A Russian prankster posing as the U.N. secretary-general managed to reach Poland's president on the telephone and rendered him speechless with questions about Ukraine, Russia and his reelection on Sunday.
The prankster, Vladimir Kuznetsov, known as Vovan, posted a recording of the 11-minute call on YouTube. President Andrzej Duda's office confirmed Wednesday that it was authentic.
At various points in the conversation, conducted in English, Duda sounds surprised at the line of questioning but still refers to the impostor as “Your Excellency.”
Mr Kusnetzov and his partner have previously embarrassed a host of world leaders and celebrities, including Prince Harry, Boris Johnson, Elton John and French President Emmanuel Macron.
Mr Duda tweeted on Wednesday that he realized “something was not right” during the conversation, which took place Monday afternoon while the president awaited official word of his election victory.
Mr Duda said he was suspicious because the real United Nations chief, Antonio Guterres does not pronounce the name of Polish vodka brand Zubrowka as well as the caller did.

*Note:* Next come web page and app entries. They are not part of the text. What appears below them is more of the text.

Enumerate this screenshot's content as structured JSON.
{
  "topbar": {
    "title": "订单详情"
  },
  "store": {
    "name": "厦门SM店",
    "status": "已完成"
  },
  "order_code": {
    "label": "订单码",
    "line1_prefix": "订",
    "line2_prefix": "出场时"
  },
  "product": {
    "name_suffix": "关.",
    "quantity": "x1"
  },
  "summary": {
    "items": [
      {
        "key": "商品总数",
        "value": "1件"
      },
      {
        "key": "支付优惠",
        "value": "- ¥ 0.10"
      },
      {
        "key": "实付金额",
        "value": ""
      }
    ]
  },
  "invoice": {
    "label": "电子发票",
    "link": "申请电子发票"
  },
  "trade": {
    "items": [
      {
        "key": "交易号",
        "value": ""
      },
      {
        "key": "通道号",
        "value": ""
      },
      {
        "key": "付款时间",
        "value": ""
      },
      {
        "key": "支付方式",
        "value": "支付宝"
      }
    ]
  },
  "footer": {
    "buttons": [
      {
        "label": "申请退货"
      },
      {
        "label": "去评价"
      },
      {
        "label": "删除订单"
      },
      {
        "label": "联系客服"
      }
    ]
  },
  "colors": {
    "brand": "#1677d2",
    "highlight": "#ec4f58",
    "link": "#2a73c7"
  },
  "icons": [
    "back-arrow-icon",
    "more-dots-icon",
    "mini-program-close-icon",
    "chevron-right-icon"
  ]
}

But he conceded that the “voice was very similar.” The president ended his tweet with an emoticon of tears of laughter.
Polish state security is investigating how the prankster got through to the president and whether Russia's secret services were involved.
The Internal Security Agency said in a statement the call had been authorized by an official with Poland's mission to the United Nations and that his actions are under investigation.
Poland's relations with Russia are tense, especially over Poland's support for Ukraine's drive for closer links with the European Union.
The caller congratulated Mr Duda on his reelection but took the president to task for his hostile campaign comments about the LGBT community, drawing Duda's assurance that he has “huge respect for every human being.”
Mr Duda also rejected a provocative suggestion that Poland would seek to claim back the Ukrainian city of Lviv, which was part of Poland before World War II.
“No! No! This is Ukraine,” Duda emphasized, adding that no political group in Poland harbored such an idea.
The president also said that Poland has a “discussion about history” with Russian President Vladimir Putin about World War II and the Soviet “occupation” of Poland after the war.